[Given entries]

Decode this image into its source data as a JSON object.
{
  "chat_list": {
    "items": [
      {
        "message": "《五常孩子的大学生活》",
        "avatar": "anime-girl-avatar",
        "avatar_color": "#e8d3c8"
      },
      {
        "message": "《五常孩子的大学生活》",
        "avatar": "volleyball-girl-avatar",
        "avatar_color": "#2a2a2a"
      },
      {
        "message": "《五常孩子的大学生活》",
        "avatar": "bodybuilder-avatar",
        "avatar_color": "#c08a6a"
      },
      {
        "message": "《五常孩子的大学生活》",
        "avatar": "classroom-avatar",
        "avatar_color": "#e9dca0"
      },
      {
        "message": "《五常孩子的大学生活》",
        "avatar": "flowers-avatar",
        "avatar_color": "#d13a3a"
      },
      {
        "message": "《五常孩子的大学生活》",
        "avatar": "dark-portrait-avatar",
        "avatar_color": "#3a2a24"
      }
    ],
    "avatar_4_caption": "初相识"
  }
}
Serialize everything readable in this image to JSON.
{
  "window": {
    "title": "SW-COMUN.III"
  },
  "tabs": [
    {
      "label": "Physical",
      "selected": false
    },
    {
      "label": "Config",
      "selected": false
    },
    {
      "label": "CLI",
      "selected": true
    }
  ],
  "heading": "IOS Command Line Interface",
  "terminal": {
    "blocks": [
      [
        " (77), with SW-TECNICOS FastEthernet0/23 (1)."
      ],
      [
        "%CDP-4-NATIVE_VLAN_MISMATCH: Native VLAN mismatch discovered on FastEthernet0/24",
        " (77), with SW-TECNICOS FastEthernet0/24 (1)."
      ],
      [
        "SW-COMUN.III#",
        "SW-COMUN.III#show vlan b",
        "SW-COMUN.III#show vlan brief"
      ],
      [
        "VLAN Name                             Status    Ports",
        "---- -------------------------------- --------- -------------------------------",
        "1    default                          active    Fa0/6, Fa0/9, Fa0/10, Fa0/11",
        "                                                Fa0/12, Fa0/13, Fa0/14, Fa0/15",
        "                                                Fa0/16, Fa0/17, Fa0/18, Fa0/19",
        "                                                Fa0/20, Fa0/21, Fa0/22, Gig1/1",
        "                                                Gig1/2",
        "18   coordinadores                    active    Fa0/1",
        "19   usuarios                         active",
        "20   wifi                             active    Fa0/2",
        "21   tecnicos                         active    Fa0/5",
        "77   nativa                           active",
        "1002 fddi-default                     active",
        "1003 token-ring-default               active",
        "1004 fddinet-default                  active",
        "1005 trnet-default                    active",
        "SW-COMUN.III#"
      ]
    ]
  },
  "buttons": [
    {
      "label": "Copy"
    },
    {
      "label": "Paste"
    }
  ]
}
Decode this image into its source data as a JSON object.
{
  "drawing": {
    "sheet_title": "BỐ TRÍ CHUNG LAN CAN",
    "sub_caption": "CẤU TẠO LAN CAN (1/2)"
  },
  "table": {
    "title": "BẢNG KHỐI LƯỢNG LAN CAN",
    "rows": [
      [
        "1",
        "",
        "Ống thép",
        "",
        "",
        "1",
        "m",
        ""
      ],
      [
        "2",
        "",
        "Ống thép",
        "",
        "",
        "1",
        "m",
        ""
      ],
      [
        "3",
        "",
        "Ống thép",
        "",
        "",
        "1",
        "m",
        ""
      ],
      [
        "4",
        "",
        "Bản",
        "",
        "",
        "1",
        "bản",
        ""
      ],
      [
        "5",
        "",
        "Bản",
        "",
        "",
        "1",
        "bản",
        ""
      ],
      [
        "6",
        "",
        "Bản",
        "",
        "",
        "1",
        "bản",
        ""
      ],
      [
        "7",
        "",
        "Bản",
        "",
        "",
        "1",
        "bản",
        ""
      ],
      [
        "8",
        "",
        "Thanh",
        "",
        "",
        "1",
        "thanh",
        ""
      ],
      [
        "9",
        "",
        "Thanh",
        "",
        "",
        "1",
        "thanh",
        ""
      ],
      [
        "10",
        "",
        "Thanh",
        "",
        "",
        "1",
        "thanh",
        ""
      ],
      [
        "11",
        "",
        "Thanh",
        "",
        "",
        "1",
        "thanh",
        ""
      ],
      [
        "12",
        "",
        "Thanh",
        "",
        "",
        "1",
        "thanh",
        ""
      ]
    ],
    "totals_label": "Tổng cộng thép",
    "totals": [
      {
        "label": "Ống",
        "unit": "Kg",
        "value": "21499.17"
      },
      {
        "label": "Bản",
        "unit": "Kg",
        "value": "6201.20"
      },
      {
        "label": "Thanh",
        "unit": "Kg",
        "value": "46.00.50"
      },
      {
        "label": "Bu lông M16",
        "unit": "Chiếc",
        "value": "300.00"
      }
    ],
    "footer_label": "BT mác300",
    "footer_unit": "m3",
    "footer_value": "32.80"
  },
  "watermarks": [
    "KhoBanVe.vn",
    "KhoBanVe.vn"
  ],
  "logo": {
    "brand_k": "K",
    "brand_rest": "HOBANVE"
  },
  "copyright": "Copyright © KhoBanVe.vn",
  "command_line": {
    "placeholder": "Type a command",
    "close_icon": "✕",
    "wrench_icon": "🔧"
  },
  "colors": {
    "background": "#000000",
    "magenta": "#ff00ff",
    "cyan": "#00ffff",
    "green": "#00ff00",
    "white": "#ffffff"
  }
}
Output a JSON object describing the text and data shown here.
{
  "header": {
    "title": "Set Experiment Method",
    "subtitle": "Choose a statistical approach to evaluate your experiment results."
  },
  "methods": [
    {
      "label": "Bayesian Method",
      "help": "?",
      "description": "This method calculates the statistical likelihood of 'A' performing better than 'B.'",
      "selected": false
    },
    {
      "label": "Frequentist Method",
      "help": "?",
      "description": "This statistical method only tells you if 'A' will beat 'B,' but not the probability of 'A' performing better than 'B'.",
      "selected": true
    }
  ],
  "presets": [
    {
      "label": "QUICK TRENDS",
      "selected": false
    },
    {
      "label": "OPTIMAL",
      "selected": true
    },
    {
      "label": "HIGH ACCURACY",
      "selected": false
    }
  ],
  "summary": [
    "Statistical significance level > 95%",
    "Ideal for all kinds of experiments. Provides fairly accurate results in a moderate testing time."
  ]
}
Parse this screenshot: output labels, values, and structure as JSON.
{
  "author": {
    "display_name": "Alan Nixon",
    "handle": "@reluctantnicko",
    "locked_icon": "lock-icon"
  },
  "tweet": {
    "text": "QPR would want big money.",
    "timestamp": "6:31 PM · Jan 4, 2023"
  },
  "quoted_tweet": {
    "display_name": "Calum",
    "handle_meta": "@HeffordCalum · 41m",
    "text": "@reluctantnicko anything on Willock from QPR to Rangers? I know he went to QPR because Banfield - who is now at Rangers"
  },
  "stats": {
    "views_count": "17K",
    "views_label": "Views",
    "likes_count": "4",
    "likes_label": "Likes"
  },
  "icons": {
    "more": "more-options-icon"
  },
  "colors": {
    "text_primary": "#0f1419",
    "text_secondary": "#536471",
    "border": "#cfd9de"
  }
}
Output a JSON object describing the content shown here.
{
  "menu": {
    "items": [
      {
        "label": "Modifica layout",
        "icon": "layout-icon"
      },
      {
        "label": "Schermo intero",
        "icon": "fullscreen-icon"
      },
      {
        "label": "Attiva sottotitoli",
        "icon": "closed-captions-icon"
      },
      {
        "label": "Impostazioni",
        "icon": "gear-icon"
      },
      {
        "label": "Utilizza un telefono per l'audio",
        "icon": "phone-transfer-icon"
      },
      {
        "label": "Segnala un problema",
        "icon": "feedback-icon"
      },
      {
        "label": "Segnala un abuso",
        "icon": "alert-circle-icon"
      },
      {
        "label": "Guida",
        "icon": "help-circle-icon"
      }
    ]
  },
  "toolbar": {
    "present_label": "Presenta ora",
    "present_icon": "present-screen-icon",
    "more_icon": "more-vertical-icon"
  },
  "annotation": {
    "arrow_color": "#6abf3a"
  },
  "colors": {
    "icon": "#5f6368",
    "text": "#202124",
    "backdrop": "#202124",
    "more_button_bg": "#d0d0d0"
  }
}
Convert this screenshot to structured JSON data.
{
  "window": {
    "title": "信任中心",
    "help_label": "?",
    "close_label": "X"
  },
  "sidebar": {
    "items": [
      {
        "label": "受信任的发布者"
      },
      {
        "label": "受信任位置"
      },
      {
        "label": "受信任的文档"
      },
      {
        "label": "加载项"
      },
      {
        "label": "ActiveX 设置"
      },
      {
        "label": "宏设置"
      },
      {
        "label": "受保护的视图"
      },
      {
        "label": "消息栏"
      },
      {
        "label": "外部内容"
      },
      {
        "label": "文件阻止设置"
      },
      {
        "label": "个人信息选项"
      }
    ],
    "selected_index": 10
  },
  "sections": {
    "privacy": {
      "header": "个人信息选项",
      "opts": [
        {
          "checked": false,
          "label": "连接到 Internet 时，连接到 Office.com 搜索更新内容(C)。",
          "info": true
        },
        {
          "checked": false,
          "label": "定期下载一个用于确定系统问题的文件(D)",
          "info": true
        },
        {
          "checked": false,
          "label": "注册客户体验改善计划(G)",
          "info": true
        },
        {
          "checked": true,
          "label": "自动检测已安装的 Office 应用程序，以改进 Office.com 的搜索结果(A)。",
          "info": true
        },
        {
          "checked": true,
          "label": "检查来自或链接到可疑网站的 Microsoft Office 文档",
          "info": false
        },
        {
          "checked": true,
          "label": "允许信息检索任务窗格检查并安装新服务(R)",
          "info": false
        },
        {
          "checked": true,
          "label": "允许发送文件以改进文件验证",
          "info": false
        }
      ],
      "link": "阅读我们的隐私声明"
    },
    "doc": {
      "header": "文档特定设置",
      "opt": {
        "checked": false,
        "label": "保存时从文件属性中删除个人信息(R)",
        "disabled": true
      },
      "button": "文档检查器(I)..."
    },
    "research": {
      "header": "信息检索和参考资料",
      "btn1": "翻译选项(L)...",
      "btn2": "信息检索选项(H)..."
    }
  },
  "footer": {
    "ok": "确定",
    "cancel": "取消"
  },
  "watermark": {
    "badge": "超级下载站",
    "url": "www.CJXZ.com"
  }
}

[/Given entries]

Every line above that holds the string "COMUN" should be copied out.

    "title": "SW-COMUN.III"
        "SW-COMUN.III#",
        "SW-COMUN.III#show vlan b",
        "SW-COMUN.III#show vlan brief"
        "SW-COMUN.III#"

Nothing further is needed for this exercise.